[[ EXERCISE INPUTS, beginning ]]

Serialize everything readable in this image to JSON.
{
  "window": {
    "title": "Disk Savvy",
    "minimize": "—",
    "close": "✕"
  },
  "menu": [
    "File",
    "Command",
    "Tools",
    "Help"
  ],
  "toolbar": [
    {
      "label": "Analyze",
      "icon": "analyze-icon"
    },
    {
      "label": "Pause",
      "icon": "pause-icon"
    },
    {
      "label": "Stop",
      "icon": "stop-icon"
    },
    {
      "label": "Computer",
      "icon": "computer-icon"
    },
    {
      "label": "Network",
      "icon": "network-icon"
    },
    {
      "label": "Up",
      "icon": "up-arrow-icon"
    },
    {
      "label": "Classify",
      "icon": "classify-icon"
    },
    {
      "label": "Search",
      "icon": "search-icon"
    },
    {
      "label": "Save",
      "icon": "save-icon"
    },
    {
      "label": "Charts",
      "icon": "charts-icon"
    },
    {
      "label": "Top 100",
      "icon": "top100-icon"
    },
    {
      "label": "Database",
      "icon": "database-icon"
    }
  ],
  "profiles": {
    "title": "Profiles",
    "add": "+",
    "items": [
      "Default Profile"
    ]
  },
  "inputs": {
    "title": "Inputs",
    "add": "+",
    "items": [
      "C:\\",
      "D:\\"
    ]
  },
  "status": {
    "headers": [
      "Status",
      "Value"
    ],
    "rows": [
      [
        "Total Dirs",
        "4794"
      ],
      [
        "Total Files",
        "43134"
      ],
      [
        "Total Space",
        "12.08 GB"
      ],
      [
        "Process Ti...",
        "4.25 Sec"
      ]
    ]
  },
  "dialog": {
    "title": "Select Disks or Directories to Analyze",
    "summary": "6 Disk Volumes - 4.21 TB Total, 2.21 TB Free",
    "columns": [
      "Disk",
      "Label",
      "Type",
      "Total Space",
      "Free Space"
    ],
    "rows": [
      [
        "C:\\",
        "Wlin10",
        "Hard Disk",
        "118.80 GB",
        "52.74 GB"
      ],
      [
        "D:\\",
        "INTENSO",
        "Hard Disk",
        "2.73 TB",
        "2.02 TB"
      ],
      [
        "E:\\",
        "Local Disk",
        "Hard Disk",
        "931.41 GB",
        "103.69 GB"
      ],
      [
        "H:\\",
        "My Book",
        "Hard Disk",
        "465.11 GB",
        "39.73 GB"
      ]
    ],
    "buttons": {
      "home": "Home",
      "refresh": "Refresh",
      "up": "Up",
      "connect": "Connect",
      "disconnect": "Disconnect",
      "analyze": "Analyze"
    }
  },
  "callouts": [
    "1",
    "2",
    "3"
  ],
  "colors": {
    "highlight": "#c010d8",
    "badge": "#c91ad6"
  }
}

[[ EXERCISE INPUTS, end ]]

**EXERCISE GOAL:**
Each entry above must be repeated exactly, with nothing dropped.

**TASK RESULT:**
Serialize everything readable in this image to JSON.
{
  "window": {
    "title": "Disk Savvy",
    "minimize": "—",
    "close": "✕"
  },
  "menu": [
    "File",
    "Command",
    "Tools",
    "Help"
  ],
  "toolbar": [
    {
      "label": "Analyze",
      "icon": "analyze-icon"
    },
    {
      "label": "Pause",
      "icon": "pause-icon"
    },
    {
      "label": "Stop",
      "icon": "stop-icon"
    },
    {
      "label": "Computer",
      "icon": "computer-icon"
    },
    {
      "label": "Network",
      "icon": "network-icon"
    },
    {
      "label": "Up",
      "icon": "up-arrow-icon"
    },
    {
      "label": "Classify",
      "icon": "classify-icon"
    },
    {
      "label": "Search",
      "icon": "search-icon"
    },
    {
      "label": "Save",
      "icon": "save-icon"
    },
    {
      "label": "Charts",
      "icon": "charts-icon"
    },
    {
      "label": "Top 100",
      "icon": "top100-icon"
    },
    {
      "label": "Database",
      "icon": "database-icon"
    }
  ],
  "profiles": {
    "title": "Profiles",
    "add": "+",
    "items": [
      "Default Profile"
    ]
  },
  "inputs": {
    "title": "Inputs",
    "add": "+",
    "items": [
      "C:\\",
      "D:\\"
    ]
  },
  "status": {
    "headers": [
      "Status",
      "Value"
    ],
    "rows": [
      [
        "Total Dirs",
        "4794"
      ],
      [
        "Total Files",
        "43134"
      ],
      [
        "Total Space",
        "12.08 GB"
      ],
      [
        "Process Ti...",
        "4.25 Sec"
      ]
    ]
  },
  "dialog": {
    "title": "Select Disks or Directories to Analyze",
    "summary": "6 Disk Volumes - 4.21 TB Total, 2.21 TB Free",
    "columns": [
      "Disk",
      "Label",
      "Type",
      "Total Space",
      "Free Space"
    ],
    "rows": [
      [
        "C:\\",
        "Wlin10",
        "Hard Disk",
        "118.80 GB",
        "52.74 GB"
      ],
      [
        "D:\\",
        "INTENSO",
        "Hard Disk",
        "2.73 TB",
        "2.02 TB"
      ],
      [
        "E:\\",
        "Local Disk",
        "Hard Disk",
        "931.41 GB",
        "103.69 GB"
      ],
      [
        "H:\\",
        "My Book",
        "Hard Disk",
        "465.11 GB",
        "39.73 GB"
      ]
    ],
    "buttons": {
      "home": "Home",
      "refresh": "Refresh",
      "up": "Up",
      "connect": "Connect",
      "disconnect": "Disconnect",
      "analyze": "Analyze"
    }
  },
  "callouts": [
    "1",
    "2",
    "3"
  ],
  "colors": {
    "highlight": "#c010d8",
    "badge": "#c91ad6"
  }
}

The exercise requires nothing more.